Published on March 7th, 2018 | by The Hezekiah Walker Show with Neicy Tribbett
Women’s History Month – Iconography of The Church Hat
The crown. The mental altar. The highest point of the body closest to the heavens. From hairstyles to head coverings, people across lands and different faiths practice grooming and celebrating this sphere of the body. If the face is what others look at in determining a first impression, the crown comes in at a close second.
No people are immune to engaging in acts of adornment, embellishment or ornamentation of the head as reflections of their culture. The heads of people in spiritual communities reflect their relationship to their environment whether the expression is big and bold or minimalist and simple.
Under the enslavement of African people in America, head covering in a form of a simple scarf was to protect the head from harsh conditions but also to suppress cultural continuity and pride. In the case of the state of Louisiana, the laws that mandated African women to cover their elaborate hairstyles (yes it was official under the Tignon Laws) were turned upside down. As with Black people globally, the Black women of Louisiana circumvented the restrictions and made head wrapping a political, spiritual and fashionable act. Adornment was the name of the game and not only did they turn the law over on its head, but they turned heads – big time.

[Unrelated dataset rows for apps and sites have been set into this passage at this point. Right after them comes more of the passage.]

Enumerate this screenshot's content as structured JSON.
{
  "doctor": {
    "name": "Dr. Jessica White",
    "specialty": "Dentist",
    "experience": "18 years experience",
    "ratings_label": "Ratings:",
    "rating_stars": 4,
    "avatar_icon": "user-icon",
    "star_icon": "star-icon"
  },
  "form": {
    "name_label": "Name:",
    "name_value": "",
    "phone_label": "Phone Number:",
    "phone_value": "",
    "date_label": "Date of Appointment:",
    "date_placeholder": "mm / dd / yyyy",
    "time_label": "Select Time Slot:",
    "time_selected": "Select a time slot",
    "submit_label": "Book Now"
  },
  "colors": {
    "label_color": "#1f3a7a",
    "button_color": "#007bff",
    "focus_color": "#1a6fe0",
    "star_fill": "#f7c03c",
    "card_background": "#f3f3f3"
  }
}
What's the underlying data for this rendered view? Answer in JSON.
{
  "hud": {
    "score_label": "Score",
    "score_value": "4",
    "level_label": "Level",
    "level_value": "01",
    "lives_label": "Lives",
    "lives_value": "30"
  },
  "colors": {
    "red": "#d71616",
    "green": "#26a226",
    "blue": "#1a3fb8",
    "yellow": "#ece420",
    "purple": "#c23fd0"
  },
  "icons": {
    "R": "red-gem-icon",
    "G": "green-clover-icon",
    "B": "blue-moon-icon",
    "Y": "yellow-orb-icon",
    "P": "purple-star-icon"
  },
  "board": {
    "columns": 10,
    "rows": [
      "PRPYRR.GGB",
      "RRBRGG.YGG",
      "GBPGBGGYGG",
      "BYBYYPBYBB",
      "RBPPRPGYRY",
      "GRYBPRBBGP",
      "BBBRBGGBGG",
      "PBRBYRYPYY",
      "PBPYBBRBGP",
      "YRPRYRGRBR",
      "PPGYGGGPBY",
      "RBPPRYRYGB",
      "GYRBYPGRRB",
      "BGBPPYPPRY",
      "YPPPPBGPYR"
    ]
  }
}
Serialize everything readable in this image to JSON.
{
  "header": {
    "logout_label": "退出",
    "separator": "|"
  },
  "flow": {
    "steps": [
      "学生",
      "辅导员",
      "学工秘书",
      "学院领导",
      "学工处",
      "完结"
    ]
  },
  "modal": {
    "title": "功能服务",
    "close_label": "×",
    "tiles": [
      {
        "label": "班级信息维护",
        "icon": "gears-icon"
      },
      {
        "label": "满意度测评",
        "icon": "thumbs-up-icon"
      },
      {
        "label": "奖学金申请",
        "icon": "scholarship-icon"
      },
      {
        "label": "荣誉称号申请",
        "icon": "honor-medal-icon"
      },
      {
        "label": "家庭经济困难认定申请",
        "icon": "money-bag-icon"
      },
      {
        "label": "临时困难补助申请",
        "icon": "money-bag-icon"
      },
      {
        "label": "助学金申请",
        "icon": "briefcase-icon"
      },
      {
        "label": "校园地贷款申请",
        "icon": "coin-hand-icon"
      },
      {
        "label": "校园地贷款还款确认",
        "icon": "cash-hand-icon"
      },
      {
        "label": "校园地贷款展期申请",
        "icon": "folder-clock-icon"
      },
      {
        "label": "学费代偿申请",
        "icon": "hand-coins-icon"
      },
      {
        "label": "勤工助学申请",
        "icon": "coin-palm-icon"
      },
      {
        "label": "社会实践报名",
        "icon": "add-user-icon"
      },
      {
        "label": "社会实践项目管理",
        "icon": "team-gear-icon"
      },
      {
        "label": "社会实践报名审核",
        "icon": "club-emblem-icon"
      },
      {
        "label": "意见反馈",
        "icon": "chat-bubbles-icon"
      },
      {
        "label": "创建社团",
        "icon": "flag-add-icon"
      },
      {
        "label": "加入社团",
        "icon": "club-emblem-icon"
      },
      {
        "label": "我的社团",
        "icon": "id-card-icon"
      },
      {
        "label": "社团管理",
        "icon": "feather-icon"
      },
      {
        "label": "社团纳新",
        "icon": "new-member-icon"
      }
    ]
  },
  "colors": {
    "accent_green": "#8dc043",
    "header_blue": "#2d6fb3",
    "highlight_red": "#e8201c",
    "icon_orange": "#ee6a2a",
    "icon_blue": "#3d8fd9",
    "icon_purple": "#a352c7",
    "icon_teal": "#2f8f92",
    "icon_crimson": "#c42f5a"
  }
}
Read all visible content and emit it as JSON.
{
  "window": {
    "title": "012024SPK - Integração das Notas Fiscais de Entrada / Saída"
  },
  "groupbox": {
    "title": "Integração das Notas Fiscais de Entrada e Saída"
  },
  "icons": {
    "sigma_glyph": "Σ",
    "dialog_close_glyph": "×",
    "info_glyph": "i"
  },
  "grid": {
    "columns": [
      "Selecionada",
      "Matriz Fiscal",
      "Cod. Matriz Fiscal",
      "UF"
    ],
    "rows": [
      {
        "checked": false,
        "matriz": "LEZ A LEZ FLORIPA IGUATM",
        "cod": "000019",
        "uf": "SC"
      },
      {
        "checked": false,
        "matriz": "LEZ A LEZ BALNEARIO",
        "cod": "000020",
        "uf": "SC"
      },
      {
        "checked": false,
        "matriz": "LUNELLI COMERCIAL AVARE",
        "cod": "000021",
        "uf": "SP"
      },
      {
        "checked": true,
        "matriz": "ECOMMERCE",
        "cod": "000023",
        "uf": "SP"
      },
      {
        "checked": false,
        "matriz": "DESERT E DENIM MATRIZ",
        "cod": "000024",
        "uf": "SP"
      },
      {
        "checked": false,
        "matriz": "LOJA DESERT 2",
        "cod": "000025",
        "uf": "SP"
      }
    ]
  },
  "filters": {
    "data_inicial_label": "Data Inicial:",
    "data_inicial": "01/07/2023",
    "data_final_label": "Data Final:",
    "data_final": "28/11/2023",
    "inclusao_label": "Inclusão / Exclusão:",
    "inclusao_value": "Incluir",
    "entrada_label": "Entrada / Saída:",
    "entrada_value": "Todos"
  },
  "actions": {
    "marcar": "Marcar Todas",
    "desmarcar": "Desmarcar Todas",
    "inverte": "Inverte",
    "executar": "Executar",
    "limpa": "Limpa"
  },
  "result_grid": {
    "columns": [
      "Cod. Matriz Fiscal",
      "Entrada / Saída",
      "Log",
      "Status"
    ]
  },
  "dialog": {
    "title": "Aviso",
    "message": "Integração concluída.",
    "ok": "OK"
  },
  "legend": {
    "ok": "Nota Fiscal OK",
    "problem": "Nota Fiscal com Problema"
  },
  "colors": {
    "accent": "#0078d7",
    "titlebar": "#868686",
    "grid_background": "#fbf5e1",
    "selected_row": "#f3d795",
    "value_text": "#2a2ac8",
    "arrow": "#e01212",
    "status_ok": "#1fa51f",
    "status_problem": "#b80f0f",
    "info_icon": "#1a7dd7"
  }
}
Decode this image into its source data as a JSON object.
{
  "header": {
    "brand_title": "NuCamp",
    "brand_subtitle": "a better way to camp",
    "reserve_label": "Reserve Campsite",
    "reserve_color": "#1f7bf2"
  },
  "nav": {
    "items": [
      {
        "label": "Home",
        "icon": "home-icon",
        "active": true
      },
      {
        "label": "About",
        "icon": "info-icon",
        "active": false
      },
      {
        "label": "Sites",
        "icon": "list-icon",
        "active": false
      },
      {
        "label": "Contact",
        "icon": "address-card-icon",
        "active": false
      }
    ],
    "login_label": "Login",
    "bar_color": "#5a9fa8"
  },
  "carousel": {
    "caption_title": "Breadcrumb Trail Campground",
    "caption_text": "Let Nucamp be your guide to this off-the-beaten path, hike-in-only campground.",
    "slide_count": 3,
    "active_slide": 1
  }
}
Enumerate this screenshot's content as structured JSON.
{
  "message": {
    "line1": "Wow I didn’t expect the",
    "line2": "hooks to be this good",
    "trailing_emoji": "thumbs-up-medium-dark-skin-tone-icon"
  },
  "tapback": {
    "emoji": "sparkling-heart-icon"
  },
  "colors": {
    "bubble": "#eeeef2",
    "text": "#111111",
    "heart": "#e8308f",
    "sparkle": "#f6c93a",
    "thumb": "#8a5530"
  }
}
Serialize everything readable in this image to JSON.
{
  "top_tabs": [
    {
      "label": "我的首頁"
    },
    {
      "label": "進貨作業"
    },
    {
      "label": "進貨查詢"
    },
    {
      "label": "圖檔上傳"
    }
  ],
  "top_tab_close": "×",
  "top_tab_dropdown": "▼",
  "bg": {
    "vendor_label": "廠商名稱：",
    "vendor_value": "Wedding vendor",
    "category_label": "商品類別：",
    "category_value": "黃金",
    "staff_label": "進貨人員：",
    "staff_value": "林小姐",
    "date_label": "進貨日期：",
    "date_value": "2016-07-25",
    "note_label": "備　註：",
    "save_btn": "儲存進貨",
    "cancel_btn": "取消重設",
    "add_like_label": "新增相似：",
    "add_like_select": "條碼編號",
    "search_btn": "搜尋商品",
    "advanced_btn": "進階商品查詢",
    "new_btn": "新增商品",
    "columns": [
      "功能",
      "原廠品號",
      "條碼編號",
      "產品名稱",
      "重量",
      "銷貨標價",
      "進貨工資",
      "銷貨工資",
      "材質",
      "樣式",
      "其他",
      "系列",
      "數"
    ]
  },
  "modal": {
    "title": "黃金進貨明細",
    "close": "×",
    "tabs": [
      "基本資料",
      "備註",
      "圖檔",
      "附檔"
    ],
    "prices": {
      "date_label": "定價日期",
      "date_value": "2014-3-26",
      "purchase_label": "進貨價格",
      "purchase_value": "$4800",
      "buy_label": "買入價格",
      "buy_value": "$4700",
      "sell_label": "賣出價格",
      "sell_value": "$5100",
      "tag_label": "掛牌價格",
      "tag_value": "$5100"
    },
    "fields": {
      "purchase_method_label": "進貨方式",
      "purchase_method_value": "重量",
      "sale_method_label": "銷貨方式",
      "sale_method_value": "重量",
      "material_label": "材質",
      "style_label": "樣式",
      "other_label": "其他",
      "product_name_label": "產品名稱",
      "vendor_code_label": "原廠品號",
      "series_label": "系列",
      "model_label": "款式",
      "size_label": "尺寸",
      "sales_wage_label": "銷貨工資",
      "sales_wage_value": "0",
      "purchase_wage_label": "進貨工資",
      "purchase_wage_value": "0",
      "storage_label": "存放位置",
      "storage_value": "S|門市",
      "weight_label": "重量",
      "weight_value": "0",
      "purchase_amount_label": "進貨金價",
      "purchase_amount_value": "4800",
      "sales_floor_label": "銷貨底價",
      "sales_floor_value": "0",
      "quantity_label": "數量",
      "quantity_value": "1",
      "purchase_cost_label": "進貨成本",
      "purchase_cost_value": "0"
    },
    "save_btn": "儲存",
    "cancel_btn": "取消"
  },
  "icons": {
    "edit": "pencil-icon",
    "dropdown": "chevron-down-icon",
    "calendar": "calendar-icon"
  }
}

Whether an Egyptian donning a headdress, an Ifa initiate, or a congregant at Abyssinia Church, the covenant of Black women protecting and embellishing their crowns is historic and universally practiced. From a straw hat laced with ribbon to the elaborate custom-made headgear, Black women in America’s churches have worn them as various symbols. With the support of women like hat designer Mae Reeves in the 1940s and 50s and milliner Vanilla Beane, the hats worn by Black women in churches became an elaborate affair. Traditionally no Easter, Mother’s Day or spiritual gathering has been without this cultural statement, times change the landscape in which this custom has lived., we take this moment in celebrating women to tip our crown at the church hat.